(Page and application data records)
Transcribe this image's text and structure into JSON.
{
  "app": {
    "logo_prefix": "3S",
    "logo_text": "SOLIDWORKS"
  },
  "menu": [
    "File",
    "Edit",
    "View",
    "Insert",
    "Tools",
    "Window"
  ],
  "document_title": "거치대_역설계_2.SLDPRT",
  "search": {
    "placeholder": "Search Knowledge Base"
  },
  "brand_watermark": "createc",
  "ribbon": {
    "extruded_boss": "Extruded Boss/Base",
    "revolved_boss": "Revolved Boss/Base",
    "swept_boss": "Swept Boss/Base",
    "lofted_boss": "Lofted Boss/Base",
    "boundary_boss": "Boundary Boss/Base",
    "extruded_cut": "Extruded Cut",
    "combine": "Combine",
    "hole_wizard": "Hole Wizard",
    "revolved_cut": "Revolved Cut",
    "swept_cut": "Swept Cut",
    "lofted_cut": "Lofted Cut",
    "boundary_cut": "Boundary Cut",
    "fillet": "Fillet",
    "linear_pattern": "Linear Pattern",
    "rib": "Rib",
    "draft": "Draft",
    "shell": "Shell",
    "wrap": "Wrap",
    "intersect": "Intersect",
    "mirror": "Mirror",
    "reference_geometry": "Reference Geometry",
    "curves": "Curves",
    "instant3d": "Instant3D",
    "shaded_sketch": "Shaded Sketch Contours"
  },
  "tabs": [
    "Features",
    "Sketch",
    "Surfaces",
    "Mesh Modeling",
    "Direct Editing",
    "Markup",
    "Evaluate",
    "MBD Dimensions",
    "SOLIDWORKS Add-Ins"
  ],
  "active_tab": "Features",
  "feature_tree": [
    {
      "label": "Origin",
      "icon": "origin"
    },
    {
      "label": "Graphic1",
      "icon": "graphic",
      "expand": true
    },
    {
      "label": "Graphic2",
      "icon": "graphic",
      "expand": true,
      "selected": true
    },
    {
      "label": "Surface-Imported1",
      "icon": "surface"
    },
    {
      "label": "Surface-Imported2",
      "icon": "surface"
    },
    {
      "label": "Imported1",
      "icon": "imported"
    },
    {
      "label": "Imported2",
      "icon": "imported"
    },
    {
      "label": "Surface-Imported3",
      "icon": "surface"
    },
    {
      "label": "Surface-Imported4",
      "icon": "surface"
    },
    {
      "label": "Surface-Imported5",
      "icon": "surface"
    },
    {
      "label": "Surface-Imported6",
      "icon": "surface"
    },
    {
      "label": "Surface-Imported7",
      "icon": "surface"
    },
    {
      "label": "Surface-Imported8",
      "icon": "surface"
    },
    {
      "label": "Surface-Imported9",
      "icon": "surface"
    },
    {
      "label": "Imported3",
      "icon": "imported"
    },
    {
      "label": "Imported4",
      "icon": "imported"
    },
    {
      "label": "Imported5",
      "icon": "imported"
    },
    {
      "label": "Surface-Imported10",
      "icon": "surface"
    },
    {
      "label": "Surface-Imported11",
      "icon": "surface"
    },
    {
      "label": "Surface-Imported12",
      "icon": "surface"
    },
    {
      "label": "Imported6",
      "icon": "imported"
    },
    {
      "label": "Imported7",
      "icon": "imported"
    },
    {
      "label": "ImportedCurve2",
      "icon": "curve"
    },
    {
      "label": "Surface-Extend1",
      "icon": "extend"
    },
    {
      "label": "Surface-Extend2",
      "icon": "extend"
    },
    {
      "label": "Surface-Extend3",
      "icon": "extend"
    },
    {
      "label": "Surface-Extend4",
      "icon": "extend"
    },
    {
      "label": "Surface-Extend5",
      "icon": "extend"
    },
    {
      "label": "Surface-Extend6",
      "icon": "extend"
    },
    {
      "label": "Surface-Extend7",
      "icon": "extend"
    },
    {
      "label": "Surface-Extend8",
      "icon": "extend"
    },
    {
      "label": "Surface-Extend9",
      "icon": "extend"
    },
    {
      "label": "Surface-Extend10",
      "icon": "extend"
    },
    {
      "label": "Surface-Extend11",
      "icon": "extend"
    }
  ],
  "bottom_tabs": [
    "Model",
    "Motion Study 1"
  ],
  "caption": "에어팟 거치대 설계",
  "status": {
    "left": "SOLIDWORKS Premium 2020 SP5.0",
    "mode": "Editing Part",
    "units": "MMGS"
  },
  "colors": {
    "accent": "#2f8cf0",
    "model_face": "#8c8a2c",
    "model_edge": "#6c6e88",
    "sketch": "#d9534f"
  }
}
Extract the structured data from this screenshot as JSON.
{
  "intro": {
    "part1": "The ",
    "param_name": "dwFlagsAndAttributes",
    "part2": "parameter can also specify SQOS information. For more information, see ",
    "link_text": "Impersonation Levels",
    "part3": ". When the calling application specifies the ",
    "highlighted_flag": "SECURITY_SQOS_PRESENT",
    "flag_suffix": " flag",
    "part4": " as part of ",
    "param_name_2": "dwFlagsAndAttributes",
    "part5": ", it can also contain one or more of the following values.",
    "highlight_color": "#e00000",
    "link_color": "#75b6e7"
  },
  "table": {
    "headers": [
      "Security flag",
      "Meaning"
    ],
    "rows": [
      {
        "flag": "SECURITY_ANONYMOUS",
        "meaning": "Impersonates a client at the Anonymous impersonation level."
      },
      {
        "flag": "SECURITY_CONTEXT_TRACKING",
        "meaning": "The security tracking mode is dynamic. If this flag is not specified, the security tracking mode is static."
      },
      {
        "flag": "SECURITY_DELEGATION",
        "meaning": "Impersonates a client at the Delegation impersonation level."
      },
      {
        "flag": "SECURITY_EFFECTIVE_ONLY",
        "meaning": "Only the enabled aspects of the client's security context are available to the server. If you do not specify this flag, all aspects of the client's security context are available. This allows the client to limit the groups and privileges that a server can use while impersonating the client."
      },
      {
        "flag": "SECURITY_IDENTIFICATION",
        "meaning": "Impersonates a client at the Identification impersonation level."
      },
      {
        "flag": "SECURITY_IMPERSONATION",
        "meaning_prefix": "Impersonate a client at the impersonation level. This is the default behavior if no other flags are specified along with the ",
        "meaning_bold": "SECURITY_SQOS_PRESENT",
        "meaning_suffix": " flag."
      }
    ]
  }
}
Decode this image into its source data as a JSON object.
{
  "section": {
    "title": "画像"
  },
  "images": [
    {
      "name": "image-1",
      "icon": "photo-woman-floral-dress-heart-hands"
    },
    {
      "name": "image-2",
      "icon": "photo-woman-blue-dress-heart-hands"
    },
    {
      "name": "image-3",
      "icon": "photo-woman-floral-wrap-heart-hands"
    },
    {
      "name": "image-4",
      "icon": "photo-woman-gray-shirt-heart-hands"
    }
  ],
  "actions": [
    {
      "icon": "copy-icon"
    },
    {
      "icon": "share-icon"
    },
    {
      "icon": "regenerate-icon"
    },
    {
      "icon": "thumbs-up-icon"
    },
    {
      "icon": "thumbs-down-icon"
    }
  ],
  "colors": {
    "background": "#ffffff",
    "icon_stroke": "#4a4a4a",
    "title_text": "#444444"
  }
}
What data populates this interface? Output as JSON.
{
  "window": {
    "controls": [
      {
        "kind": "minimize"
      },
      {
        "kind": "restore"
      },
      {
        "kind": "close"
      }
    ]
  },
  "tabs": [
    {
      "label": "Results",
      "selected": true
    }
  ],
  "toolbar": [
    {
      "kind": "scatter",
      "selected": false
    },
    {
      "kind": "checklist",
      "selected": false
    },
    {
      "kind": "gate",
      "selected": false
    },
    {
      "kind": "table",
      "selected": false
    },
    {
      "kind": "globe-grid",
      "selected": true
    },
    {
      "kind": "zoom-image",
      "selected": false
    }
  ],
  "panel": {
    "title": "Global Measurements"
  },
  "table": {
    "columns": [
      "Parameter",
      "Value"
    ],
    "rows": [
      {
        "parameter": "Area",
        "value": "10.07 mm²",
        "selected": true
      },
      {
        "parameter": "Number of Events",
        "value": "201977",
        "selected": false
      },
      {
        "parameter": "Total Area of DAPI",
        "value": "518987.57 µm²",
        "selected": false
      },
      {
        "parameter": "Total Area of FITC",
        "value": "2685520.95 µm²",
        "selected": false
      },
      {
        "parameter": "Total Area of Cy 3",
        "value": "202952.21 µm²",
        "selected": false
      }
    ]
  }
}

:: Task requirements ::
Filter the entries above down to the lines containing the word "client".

:: Written solution ::
        "meaning": "Impersonates a client at the Anonymous impersonation level."
        "meaning": "Impersonates a client at the Delegation impersonation level."
        "meaning": "Only the enabled aspects of the client's security context are available to the server. If you do not specify this flag, all aspects of the client's security context are available. This allows the client to limit the groups and privileges that a server can use while impersonating the client."
        "meaning": "Impersonates a client at the Identification impersonation level."
        "meaning_prefix": "Impersonate a client at the impersonation level. This is the default behavior if no other flags are specified along with the ",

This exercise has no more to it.